The H2FC SUPERGEN Hydrogen Researcher Conference took place from 16th-18th December at the University of Birmingham. The Bath Hydrogen Team was in attendance, including Dr Tim Mays and his group: DTC students Leighton Holyfield and Jess Sharpe (both co-supervised by Dr Andy Burrows), post-doc Nuno Bimbo and PhD student Antonio Noguera Díaz. The other half of Team Hydrogen comprised of Dr Valeska Ting, her PhD student Andrew Physick and myself: DTC first year Jemma Rowlandson (co-supervised by Professor Steve Parker). The H2FC SUPERGEN conference is primarily aimed at providing PhD students and early career researchers an opportunity to present their work. The talks and poster sessions covered all aspects of hydrogen research from solid oxide and PEM fuels cells to hydrogen separation, storage and production.
The conference kicked off with an excellent introduction by Professor Nigel Brandon of Imperial College London, who gave an overview of the use of hydrogen and fuel cells in low carbon energy systems. Other keynote speakers included several industrial experts including a memorable talk by Ceres Power. Ceres developed a unique solid oxide fuel cell designed to operate at far lower temperatures of 500-600°C, with an ingenious steel cell design which reduced costs and made for a relatively straightforward fuel cell stack manufacturing process.
Unusually, but importantly, the conference included an interactive panel discussion of early career researchers, including Bath’s very own Prize Fellow in Smart Nanomaterials Valeska Ting. The panellists shared their career journey so far, gave recommendations and answered any questions from PhDs and post-doctoral researchers interested in an academic career.
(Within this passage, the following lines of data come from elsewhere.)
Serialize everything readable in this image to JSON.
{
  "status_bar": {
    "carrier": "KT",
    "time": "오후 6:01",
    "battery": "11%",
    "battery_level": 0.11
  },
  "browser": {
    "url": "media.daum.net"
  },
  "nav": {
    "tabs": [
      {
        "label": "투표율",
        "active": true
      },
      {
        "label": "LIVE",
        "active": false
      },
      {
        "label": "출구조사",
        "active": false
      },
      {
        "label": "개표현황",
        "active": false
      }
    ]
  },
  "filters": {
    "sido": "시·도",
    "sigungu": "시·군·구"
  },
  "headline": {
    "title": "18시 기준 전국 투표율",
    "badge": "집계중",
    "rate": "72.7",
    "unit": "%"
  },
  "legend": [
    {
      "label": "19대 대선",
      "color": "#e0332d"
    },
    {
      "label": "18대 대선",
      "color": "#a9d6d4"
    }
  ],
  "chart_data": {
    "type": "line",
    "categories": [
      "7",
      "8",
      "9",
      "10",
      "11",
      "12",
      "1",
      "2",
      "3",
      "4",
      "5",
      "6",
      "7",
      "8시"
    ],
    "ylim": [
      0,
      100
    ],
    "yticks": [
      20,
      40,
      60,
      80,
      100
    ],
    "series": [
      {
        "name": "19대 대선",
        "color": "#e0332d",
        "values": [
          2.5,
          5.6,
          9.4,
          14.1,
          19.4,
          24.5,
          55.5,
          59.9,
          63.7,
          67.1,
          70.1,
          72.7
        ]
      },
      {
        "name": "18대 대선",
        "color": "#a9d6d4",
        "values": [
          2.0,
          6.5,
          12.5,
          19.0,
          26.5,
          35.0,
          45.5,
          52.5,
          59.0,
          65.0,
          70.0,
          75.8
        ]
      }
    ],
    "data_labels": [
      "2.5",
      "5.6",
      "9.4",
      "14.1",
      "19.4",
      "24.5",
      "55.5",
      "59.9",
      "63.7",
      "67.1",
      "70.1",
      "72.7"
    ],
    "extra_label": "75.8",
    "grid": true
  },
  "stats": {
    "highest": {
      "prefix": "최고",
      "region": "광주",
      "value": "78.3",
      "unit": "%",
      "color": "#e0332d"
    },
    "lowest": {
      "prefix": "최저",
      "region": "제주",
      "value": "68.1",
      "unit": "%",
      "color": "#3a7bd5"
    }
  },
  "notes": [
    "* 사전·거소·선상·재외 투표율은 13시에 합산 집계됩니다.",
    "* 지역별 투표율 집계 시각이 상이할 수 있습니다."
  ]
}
A special mention should go to DTC fourth-year student Jess Sharpe, who gave an exceptional presentation on ‘Modelling hydrogen storage in nanoporous materials for use in aviation’. Considering not everyone is comfortable with computational chemistry she managed to captivate the audience and presented her research in a clear and succinct way. The final presentation from Dr Kerry-Ann Adamson of Navigant Research certainly made for a memorable end to the conference. The presentation focused on bringing the hydrogen industry forwards away from predictions of a hydrogen economy in ten years time, because consumers are ready to invest in hydrogen technology right now.